Requirement — Show me each line of the listing below where the word "JSON" appears.

━━━━━━━━━━━━━━━━━━━━

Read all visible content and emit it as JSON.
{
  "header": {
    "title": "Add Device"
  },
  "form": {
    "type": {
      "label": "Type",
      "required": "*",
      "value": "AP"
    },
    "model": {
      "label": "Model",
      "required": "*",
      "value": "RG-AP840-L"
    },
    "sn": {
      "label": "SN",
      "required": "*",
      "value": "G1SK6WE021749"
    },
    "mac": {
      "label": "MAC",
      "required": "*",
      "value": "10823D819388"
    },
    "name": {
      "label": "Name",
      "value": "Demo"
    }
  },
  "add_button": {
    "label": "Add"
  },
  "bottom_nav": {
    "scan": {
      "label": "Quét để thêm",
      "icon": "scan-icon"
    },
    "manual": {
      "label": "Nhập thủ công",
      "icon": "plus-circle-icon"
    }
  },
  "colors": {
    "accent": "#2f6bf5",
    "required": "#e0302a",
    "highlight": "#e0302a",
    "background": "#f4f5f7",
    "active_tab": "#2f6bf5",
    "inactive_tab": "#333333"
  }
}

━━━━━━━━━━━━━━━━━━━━

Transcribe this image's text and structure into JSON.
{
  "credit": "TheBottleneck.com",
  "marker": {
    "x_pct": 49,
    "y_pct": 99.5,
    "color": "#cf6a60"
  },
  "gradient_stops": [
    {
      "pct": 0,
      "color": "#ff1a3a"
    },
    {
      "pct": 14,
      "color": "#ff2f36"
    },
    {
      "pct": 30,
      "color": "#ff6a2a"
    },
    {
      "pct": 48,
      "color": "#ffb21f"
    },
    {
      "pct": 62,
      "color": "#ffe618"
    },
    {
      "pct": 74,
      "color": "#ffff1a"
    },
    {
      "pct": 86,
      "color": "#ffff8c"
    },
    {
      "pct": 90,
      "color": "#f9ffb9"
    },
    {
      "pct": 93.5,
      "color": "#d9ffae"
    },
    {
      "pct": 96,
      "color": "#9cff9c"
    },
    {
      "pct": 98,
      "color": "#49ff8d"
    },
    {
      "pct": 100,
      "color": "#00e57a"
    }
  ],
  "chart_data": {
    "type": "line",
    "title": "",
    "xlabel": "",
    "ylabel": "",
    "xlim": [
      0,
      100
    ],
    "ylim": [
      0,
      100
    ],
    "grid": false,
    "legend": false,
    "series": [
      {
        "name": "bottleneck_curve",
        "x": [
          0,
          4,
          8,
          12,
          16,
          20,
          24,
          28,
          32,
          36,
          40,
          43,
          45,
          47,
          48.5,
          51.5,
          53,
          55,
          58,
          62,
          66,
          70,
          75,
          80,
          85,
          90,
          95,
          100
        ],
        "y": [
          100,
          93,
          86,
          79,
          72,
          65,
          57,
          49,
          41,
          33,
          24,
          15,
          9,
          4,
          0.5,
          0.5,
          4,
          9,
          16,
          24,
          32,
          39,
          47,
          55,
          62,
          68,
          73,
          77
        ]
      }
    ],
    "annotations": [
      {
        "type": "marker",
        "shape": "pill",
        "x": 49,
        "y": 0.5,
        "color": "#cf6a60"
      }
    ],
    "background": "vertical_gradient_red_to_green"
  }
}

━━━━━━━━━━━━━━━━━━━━

Solved problem —
Read all visible content and emit it as JSON.
Transcribe this image's text and structure into JSON.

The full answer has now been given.